# [Supplied records]
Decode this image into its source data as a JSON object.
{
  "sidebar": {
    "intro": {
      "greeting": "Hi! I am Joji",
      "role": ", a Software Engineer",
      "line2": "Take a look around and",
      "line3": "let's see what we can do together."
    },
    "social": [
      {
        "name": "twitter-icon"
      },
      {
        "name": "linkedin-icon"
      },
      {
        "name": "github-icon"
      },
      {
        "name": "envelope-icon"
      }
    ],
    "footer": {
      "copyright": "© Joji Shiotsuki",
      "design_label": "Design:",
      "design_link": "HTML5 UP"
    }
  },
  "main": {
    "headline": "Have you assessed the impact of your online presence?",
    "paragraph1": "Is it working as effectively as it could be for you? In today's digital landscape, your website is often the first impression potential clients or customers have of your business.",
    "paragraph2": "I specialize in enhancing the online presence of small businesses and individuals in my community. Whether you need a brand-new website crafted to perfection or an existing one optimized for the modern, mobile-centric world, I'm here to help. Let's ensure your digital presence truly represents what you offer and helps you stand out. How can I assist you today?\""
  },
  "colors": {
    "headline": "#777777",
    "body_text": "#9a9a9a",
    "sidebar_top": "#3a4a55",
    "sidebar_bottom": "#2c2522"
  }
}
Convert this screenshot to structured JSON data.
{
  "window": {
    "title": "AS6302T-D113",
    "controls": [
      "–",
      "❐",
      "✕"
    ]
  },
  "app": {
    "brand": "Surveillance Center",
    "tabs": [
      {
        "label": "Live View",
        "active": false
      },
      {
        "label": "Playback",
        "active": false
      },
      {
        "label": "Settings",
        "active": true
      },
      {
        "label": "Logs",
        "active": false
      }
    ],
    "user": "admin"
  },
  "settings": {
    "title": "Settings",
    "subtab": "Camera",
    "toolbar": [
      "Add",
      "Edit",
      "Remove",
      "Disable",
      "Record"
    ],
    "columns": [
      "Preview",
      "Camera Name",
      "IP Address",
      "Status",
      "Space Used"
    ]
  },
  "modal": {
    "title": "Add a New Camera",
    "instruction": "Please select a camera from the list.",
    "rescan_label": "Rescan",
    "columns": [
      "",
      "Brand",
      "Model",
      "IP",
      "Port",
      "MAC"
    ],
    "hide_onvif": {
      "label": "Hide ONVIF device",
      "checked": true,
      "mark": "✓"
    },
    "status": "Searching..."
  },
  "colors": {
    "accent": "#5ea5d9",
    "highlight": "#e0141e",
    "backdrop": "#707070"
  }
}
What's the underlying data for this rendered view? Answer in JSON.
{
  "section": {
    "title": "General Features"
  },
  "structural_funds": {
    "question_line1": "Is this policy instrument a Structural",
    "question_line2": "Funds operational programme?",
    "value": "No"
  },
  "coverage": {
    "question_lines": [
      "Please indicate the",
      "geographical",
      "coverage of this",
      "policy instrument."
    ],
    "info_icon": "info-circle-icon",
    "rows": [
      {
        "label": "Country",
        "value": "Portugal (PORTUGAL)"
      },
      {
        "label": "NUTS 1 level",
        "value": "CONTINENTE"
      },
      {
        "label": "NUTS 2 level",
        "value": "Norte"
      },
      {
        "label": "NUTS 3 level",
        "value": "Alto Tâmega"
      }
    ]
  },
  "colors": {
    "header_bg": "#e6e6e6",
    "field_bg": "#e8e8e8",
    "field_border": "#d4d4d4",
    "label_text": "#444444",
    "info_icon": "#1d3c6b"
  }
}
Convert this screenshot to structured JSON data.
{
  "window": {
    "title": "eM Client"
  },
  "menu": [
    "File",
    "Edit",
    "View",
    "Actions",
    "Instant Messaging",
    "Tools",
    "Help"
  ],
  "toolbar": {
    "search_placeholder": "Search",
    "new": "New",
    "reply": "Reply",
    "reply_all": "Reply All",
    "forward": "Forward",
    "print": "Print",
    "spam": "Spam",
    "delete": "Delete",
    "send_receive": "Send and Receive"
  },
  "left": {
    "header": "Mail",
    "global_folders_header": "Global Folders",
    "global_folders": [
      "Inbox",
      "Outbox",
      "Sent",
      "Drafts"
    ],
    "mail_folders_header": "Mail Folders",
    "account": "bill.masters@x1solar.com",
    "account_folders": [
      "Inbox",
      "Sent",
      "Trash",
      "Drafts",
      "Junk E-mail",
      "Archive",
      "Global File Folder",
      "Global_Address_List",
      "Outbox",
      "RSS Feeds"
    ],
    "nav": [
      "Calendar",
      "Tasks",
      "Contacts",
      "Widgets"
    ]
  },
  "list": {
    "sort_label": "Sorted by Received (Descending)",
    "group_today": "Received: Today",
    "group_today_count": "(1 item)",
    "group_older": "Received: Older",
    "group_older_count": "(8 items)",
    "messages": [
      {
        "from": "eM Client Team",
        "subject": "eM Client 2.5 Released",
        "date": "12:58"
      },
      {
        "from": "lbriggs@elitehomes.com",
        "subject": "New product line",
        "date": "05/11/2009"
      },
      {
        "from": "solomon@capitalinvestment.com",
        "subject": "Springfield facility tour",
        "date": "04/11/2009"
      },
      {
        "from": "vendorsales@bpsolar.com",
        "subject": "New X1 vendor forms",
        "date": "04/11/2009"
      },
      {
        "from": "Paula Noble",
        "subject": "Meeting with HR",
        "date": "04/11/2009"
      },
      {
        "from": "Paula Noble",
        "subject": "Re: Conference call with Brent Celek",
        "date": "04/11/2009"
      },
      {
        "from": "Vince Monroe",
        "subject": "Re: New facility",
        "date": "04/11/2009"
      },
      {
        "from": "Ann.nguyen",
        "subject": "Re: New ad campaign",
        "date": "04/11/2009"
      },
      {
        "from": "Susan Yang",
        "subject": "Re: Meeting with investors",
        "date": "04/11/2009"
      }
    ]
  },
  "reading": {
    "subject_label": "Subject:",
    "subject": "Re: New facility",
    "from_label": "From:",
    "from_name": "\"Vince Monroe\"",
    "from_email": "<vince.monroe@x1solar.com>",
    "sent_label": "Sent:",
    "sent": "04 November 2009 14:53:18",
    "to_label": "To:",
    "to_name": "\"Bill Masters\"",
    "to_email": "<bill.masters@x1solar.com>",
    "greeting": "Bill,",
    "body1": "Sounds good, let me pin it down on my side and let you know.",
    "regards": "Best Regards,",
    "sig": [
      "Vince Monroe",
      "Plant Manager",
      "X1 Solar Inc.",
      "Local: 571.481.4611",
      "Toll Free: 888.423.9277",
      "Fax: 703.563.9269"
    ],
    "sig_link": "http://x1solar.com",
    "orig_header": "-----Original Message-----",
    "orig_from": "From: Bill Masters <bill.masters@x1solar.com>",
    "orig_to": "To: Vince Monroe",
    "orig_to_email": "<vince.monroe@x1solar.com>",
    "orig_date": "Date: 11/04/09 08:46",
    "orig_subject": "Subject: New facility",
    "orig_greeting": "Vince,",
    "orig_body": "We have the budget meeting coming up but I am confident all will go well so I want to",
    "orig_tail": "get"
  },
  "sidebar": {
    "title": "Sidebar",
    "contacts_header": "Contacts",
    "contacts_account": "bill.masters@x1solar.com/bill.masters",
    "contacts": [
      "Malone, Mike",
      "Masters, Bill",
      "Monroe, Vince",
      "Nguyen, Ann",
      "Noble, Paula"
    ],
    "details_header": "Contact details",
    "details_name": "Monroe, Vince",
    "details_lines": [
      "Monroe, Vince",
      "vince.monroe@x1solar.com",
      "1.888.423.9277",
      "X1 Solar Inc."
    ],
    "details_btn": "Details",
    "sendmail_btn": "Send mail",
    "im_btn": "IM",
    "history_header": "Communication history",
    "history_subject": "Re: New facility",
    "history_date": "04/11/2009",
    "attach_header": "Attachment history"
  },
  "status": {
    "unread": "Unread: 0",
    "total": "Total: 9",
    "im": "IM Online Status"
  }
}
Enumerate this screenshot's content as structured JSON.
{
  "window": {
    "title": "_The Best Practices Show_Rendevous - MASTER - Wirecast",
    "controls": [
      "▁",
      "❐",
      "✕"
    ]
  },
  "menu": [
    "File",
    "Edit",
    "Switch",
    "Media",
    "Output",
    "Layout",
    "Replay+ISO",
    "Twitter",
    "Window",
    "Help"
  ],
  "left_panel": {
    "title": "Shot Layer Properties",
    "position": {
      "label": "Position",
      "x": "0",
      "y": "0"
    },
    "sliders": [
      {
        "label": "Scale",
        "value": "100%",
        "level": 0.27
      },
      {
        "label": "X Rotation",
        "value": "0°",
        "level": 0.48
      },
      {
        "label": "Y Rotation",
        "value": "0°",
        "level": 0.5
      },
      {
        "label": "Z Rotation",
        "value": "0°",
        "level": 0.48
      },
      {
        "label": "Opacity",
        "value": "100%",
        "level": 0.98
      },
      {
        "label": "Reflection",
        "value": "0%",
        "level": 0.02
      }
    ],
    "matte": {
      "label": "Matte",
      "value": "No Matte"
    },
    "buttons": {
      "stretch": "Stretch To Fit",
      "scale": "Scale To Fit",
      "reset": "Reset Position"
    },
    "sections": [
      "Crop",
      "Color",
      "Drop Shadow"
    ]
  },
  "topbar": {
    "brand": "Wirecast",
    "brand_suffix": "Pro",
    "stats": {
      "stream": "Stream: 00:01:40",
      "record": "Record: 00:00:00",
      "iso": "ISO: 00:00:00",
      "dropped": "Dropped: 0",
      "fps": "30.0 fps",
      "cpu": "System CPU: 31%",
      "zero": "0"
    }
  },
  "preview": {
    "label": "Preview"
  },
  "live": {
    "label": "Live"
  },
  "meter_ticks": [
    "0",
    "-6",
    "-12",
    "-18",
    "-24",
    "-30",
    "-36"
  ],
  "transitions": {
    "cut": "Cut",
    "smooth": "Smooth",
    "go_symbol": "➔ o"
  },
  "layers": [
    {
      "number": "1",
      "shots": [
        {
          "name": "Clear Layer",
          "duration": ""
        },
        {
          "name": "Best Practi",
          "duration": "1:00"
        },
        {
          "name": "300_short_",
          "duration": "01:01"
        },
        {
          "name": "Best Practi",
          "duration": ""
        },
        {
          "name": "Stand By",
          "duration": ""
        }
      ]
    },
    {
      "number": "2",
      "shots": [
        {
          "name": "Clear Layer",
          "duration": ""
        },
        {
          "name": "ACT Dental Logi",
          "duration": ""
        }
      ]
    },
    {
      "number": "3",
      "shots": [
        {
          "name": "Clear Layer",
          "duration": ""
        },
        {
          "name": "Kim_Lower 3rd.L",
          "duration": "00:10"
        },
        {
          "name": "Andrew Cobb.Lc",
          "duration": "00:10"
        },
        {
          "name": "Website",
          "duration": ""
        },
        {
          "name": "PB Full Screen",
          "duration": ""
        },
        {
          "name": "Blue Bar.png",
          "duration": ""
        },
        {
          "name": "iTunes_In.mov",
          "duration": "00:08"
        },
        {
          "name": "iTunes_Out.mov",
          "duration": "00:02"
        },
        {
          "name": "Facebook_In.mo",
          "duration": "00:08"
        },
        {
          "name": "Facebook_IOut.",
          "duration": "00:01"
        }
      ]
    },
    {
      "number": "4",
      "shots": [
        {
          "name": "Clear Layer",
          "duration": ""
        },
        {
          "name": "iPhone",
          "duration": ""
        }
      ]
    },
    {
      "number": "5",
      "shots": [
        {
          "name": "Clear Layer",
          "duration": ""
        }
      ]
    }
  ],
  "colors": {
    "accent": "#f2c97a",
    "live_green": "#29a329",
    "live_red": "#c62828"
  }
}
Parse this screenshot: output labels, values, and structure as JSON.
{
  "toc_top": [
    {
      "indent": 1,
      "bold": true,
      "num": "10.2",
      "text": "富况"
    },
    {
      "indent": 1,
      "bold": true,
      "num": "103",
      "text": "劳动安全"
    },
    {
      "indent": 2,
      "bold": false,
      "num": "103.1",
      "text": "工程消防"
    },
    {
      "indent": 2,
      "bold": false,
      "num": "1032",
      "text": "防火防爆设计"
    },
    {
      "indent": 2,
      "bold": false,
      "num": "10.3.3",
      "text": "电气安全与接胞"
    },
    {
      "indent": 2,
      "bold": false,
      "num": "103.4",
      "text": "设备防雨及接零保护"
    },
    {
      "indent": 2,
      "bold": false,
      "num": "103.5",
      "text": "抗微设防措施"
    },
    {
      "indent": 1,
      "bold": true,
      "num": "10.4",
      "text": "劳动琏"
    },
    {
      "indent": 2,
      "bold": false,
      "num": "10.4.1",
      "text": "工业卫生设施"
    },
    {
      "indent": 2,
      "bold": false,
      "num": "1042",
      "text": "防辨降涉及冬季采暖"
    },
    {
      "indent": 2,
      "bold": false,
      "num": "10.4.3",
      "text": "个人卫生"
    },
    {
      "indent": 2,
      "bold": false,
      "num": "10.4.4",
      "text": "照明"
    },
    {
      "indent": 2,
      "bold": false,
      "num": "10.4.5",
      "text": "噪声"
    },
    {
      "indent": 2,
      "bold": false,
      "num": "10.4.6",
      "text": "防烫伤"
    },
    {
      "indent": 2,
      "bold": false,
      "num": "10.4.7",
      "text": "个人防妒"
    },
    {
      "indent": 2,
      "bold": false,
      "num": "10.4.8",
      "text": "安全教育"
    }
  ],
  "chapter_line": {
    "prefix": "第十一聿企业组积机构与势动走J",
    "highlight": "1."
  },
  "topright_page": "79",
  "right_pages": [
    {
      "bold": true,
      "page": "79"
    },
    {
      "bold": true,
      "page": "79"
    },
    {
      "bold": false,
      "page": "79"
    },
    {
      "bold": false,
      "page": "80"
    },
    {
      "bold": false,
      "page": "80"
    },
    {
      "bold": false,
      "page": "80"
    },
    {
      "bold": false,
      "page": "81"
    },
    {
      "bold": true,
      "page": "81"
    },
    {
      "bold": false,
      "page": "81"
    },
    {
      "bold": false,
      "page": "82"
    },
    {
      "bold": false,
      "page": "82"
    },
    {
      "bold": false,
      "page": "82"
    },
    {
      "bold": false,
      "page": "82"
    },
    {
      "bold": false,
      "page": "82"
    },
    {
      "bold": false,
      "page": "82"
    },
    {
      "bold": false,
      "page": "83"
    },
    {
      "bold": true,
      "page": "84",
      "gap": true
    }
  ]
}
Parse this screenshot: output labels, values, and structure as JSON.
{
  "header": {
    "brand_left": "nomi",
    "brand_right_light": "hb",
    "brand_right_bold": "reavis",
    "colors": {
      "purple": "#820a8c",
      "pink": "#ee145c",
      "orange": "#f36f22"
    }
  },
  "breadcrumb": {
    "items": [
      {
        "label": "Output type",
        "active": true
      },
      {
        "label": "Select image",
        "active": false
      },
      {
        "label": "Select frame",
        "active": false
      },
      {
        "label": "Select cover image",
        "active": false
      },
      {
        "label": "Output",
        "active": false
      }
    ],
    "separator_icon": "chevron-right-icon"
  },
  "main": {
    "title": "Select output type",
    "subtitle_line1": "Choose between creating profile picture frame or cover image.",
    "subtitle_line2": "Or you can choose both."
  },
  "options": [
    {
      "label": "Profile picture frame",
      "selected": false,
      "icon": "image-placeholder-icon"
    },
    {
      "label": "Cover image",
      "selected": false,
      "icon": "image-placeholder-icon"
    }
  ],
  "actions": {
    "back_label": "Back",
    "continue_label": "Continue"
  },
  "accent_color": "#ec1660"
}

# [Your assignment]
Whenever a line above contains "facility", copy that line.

# [Answer space]
        "subject": "Springfield facility tour",
        "subject": "Re: New facility",
    "subject": "Re: New facility",
    "orig_subject": "Subject: New facility",
    "history_subject": "Re: New facility",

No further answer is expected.